To do that Midwest CEO Tim Hoeksema needs to pay attention to Midwest’s roots, something he’s strayed from and for which he needs to be called out.
Midwest distinguished itself by offering chef catered meals on china served on passengers seated two-across in fine leather seats. Not to mention the signature chocolate chip cookies.
After the September 11, 2001 terrorist attacks and the resulting airline industry nosedive, Tim initiated a number of cost cutting measures.
The great meals are gone. The signature seating has been replaced on some routes by traditional cramped coach. Tim thinks passengers really like those cramped, silly 50-passenger Canadair regional jets, an idea so full of crap that it shows he never talks to customers (or, if he does, talks to the wrong ones).
While these moves helped in the short run, they aren’t likely to hold up. It’s time to get back to Midwest’s routes.
For example, Tim wants to put some regular seating in with the premium seating. Duh. Northwest Airlines, which saved Tim’s hiney, already does that. It’s called coach vs. first class.
Instead, Midwest needs to bring back the great meals. They don’t need to be free. They used to cost the airline ten bucks. So, why not give passengers the opportunity to book a meal? Ten bucks for one of those great Midwest meals vs. spending eight or nine on airport food. That’s a no-brainer.

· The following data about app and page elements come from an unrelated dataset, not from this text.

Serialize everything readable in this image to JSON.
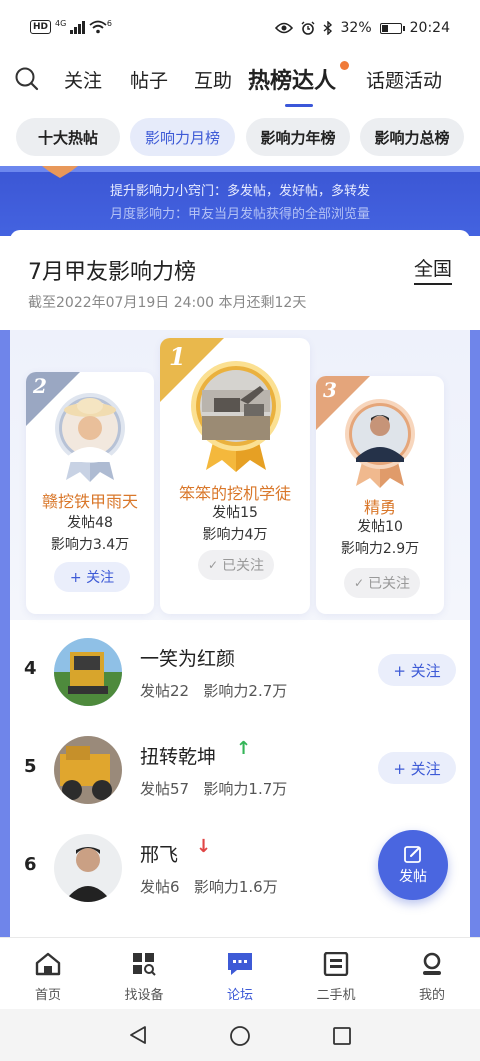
{
  "status_bar": {
    "network": "4G",
    "network2": "6",
    "hd": "HD",
    "battery": "32%",
    "battery_level": 0.32,
    "time": "20:24"
  },
  "top_nav": {
    "tabs": [
      "关注",
      "帖子",
      "互助",
      "热榜达人",
      "话题活动"
    ],
    "active_tab": "热榜达人"
  },
  "pills": [
    "十大热帖",
    "影响力月榜",
    "影响力年榜",
    "影响力总榜"
  ],
  "banner": {
    "line1": "提升影响力小窍门：多发帖，发好帖，多转发",
    "line2": "月度影响力：甲友当月发帖获得的全部浏览量"
  },
  "header": {
    "title": "7月甲友影响力榜",
    "region": "全国",
    "subtitle": "截至2022年07月19日 24:00 本月还剩12天"
  },
  "podium": [
    {
      "rank": "2",
      "name": "赣挖铁甲雨天",
      "posts": "发帖48",
      "influence": "影响力3.4万",
      "button": "+ 关注"
    },
    {
      "rank": "1",
      "name": "笨笨的挖机学徒",
      "posts": "发帖15",
      "influence": "影响力4万",
      "button": "已关注"
    },
    {
      "rank": "3",
      "name": "精勇",
      "posts": "发帖10",
      "influence": "影响力2.9万",
      "button": "已关注"
    }
  ],
  "list": [
    {
      "rank": "4",
      "name": "一笑为红颜",
      "posts": "发帖22",
      "influence": "影响力2.7万",
      "button": "+ 关注",
      "trend": ""
    },
    {
      "rank": "5",
      "name": "扭转乾坤",
      "posts": "发帖57",
      "influence": "影响力1.7万",
      "button": "+ 关注",
      "trend": "up"
    },
    {
      "rank": "6",
      "name": "邢飞",
      "posts": "发帖6",
      "influence": "影响力1.6万",
      "button": "",
      "trend": "down"
    }
  ],
  "fab": {
    "label": "发帖"
  },
  "bottom_tabs": [
    "首页",
    "找设备",
    "论坛",
    "二手机",
    "我的"
  ],
  "active_bottom_tab": "论坛",
  "colors": {
    "accent": "#3d5ad6",
    "orange_name": "#d9772a",
    "gold": "#e8b54a",
    "silver": "#aab6cc",
    "bronze": "#e0a070"
  }
}
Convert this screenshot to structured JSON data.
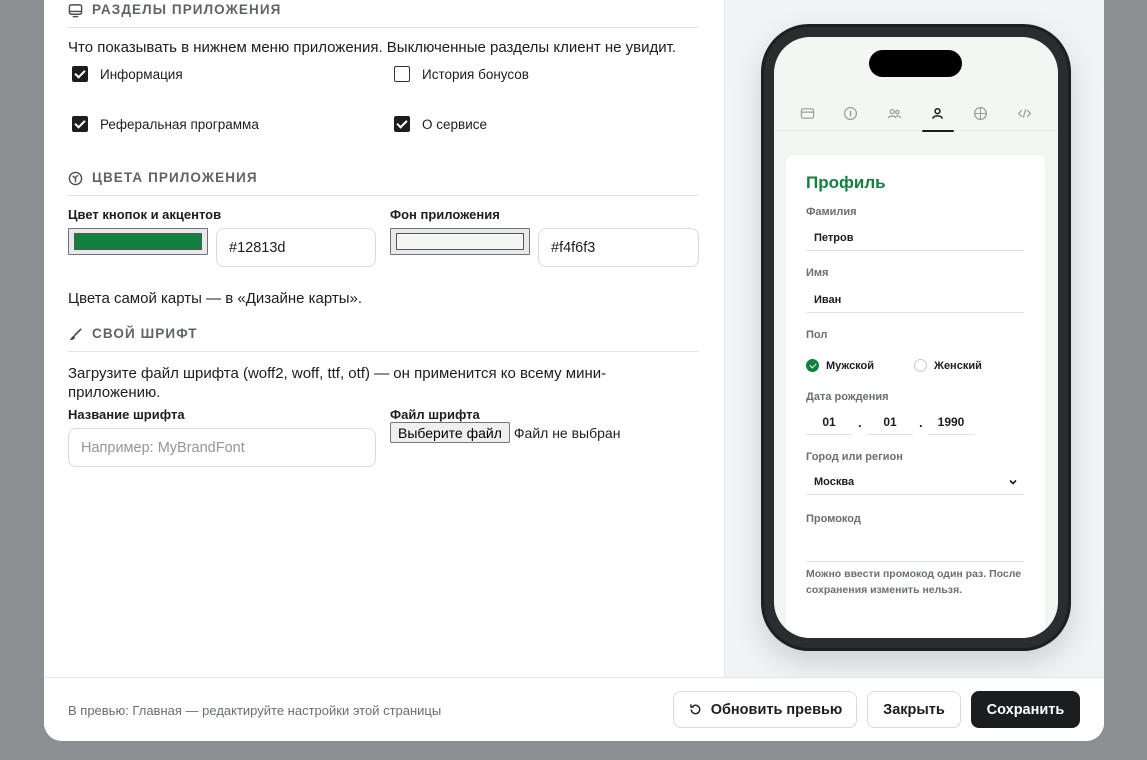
{
  "sections": {
    "app_sections": {
      "title": "РАЗДЕЛЫ ПРИЛОЖЕНИЯ",
      "icon": "monitor-icon",
      "description": "Что показывать в нижнем меню приложения. Выключенные разделы клиент не увидит.",
      "items": [
        {
          "label": "Информация",
          "checked": true
        },
        {
          "label": "История бонусов",
          "checked": false
        },
        {
          "label": "Реферальная программа",
          "checked": true
        },
        {
          "label": "О сервисе",
          "checked": true
        }
      ]
    },
    "app_colors": {
      "title": "ЦВЕТА ПРИЛОЖЕНИЯ",
      "icon": "palette-icon",
      "accent_label": "Цвет кнопок и акцентов",
      "accent_value": "#12813d",
      "background_label": "Фон приложения",
      "background_value": "#f4f6f3",
      "note": "Цвета самой карты — в «Дизайне карты»."
    },
    "custom_font": {
      "title": "СВОЙ ШРИФТ",
      "icon": "brush-icon",
      "description": "Загрузите файл шрифта (woff2, woff, ttf, otf) — он применится ко всему мини-приложению.",
      "name_label": "Название шрифта",
      "name_placeholder": "Например: MyBrandFont",
      "file_label": "Файл шрифта",
      "file_button": "Выберите файл",
      "file_status": "Файл не выбран"
    }
  },
  "preview": {
    "tabs": [
      "card-icon",
      "info-icon",
      "referral-icon",
      "profile-icon",
      "about-icon",
      "code-icon"
    ],
    "active_tab": 3,
    "profile": {
      "title": "Профиль",
      "surname_label": "Фамилия",
      "surname_value": "Петров",
      "name_label": "Имя",
      "name_value": "Иван",
      "gender_label": "Пол",
      "gender_male": "Мужской",
      "gender_female": "Женский",
      "gender_selected": "male",
      "birth_label": "Дата рождения",
      "birth_day": "01",
      "birth_month": "01",
      "birth_year": "1990",
      "date_sep": ".",
      "city_label": "Город или регион",
      "city_value": "Москва",
      "promo_label": "Промокод",
      "promo_value": "",
      "promo_hint": "Можно ввести промокод один раз. После сохранения изменить нельзя."
    }
  },
  "footer": {
    "note": "В превью: Главная — редактируйте настройки этой страницы",
    "refresh_label": "Обновить превью",
    "close_label": "Закрыть",
    "save_label": "Сохранить"
  }
}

The saver service is appropriate – those are the planes with regular coach seating – but fares need to be competitive. They aren’t.

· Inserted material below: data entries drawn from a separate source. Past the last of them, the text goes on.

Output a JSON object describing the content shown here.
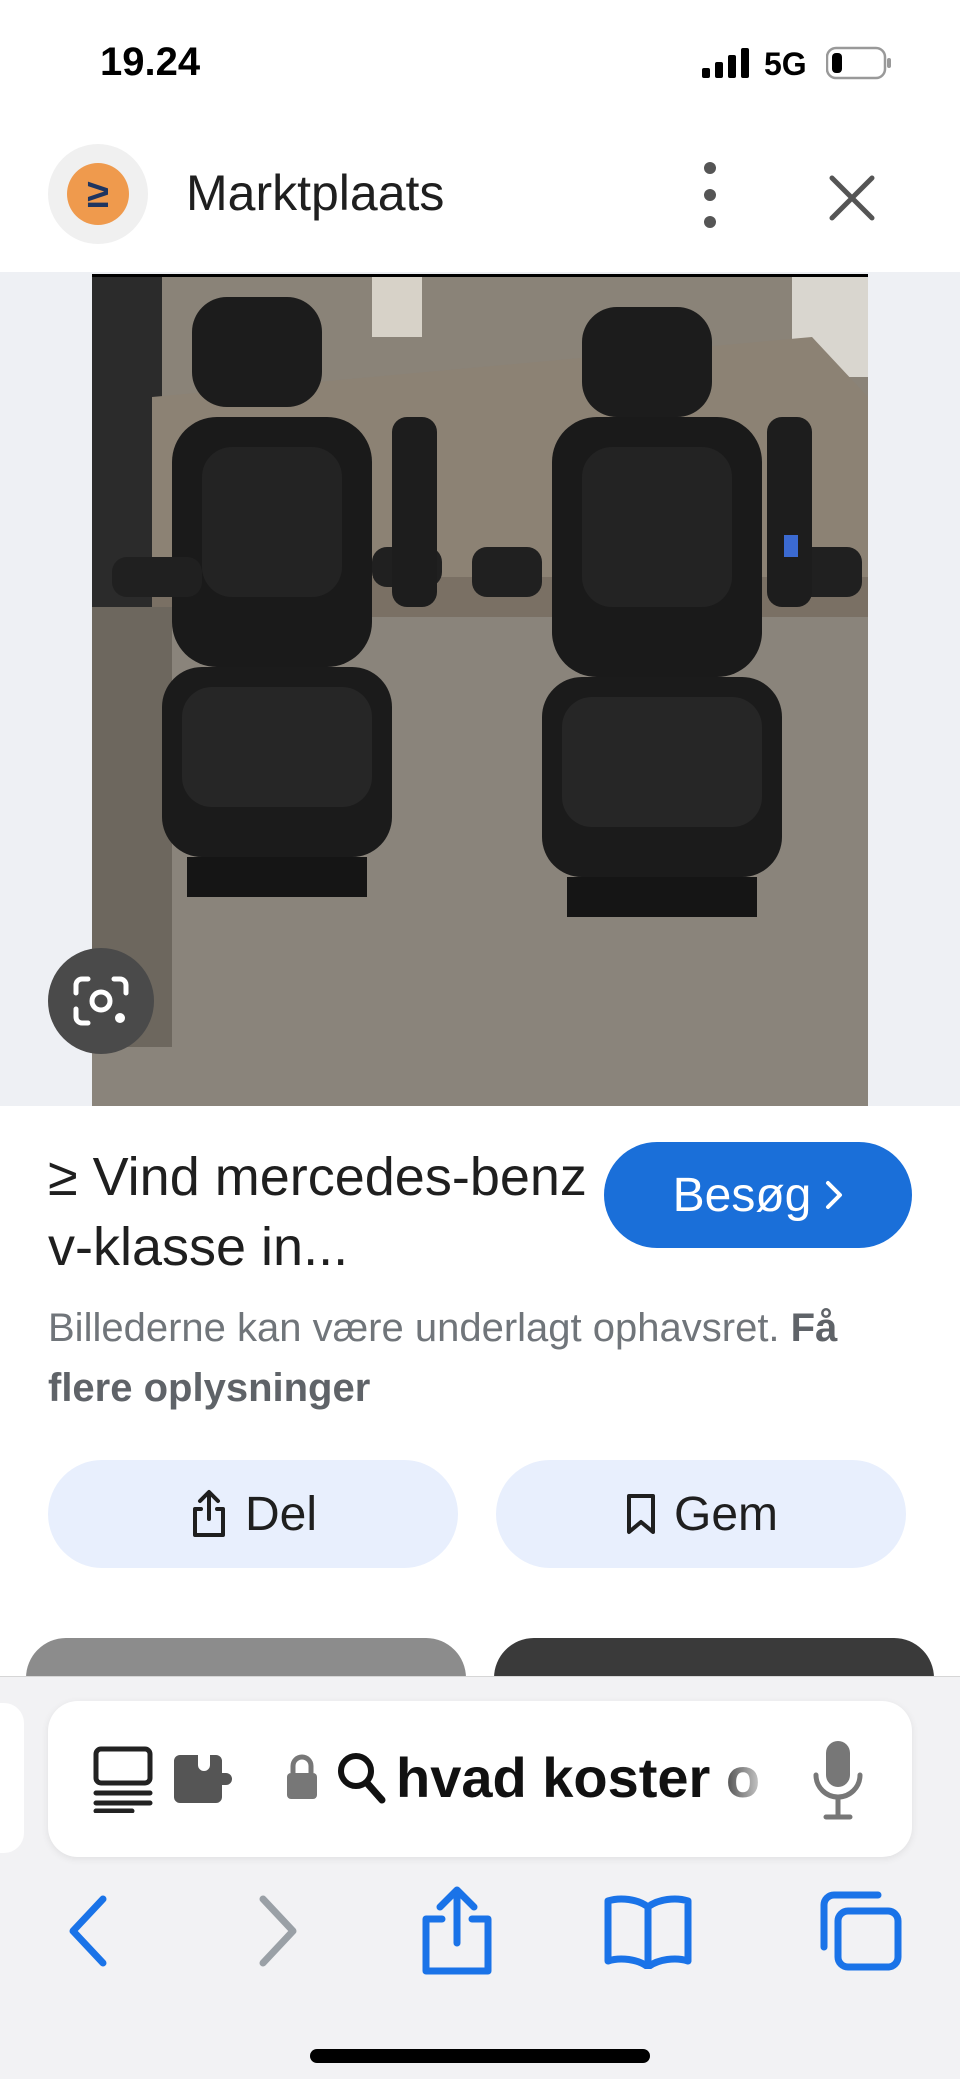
{
  "status_bar": {
    "time": "19.24",
    "network": "5G",
    "battery_level": 0.2
  },
  "header": {
    "site_name": "Marktplaats",
    "logo_glyph": "≥",
    "logo_color": "#ef9a4d"
  },
  "image": {
    "lens_icon": "google-lens-icon"
  },
  "result": {
    "title": "≥ Vind mercedes-benz v-klasse in...",
    "visit_label": "Besøg",
    "copyright_text": "Billederne kan være underlagt ophavsret.",
    "copyright_link": "Få flere oplysninger"
  },
  "actions": {
    "share_label": "Del",
    "save_label": "Gem"
  },
  "browser": {
    "address_text": "hvad koster o",
    "accent_color": "#1a6fd9"
  },
  "colors": {
    "visit_button": "#1a6fd9",
    "pill_background": "#e8effd",
    "toolbar_icon": "#1a73e8"
  }
}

Midwest needs to do more to court passengers for its premium seat service. How?
Well, what about northern Illinois? Midwest used to advertise for those passengers but advertising isn’t enough.
One option would be to check into subleasing gate space at O’Hare. Midwest could then shuttle O’Hare passengers directly to Milwaukee and onto one of those great signature flights.
Another option would be to provide free shuttle bus service from far northern Chicago suburbs. (Of course, you don’t want to run those busses on the Illinois all-toll-and-no-way lest they encounter frequent traffic delays.)
Bottom line: Midwest gained fame as a contrarian airline. If it doesn’t go back to its roots, then AirTran might as well have taken it over.